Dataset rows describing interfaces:

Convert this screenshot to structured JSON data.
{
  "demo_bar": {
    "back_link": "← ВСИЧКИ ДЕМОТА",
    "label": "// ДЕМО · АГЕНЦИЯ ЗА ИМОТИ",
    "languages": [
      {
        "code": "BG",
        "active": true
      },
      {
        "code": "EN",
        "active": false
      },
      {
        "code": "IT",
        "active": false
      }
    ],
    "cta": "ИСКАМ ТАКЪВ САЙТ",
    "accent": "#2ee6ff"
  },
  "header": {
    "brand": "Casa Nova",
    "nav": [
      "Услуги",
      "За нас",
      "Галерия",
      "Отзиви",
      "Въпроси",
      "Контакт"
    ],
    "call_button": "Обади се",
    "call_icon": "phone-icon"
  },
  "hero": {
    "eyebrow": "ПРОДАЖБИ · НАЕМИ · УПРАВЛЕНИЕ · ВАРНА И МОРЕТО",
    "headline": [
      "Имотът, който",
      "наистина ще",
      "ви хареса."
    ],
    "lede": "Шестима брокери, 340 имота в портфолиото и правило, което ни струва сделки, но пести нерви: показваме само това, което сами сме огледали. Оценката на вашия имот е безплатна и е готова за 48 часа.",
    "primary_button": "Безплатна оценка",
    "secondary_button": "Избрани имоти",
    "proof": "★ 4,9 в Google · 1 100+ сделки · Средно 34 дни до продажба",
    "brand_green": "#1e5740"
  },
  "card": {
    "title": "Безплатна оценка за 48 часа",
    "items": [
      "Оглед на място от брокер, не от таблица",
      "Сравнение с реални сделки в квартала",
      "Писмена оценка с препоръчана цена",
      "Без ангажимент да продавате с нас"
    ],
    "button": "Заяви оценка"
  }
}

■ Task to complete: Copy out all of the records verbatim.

■ Finished exercise:
Convert this screenshot to structured JSON data.
{
  "demo_bar": {
    "back_link": "← ВСИЧКИ ДЕМОТА",
    "label": "// ДЕМО · АГЕНЦИЯ ЗА ИМОТИ",
    "languages": [
      {
        "code": "BG",
        "active": true
      },
      {
        "code": "EN",
        "active": false
      },
      {
        "code": "IT",
        "active": false
      }
    ],
    "cta": "ИСКАМ ТАКЪВ САЙТ",
    "accent": "#2ee6ff"
  },
  "header": {
    "brand": "Casa Nova",
    "nav": [
      "Услуги",
      "За нас",
      "Галерия",
      "Отзиви",
      "Въпроси",
      "Контакт"
    ],
    "call_button": "Обади се",
    "call_icon": "phone-icon"
  },
  "hero": {
    "eyebrow": "ПРОДАЖБИ · НАЕМИ · УПРАВЛЕНИЕ · ВАРНА И МОРЕТО",
    "headline": [
      "Имотът, който",
      "наистина ще",
      "ви хареса."
    ],
    "lede": "Шестима брокери, 340 имота в портфолиото и правило, което ни струва сделки, но пести нерви: показваме само това, което сами сме огледали. Оценката на вашия имот е безплатна и е готова за 48 часа.",
    "primary_button": "Безплатна оценка",
    "secondary_button": "Избрани имоти",
    "proof": "★ 4,9 в Google · 1 100+ сделки · Средно 34 дни до продажба",
    "brand_green": "#1e5740"
  },
  "card": {
    "title": "Безплатна оценка за 48 часа",
    "items": [
      "Оглед на място от брокер, не от таблица",
      "Сравнение с реални сделки в квартала",
      "Писмена оценка с препоръчана цена",
      "Без ангажимент да продавате с нас"
    ],
    "button": "Заяви оценка"
  }
}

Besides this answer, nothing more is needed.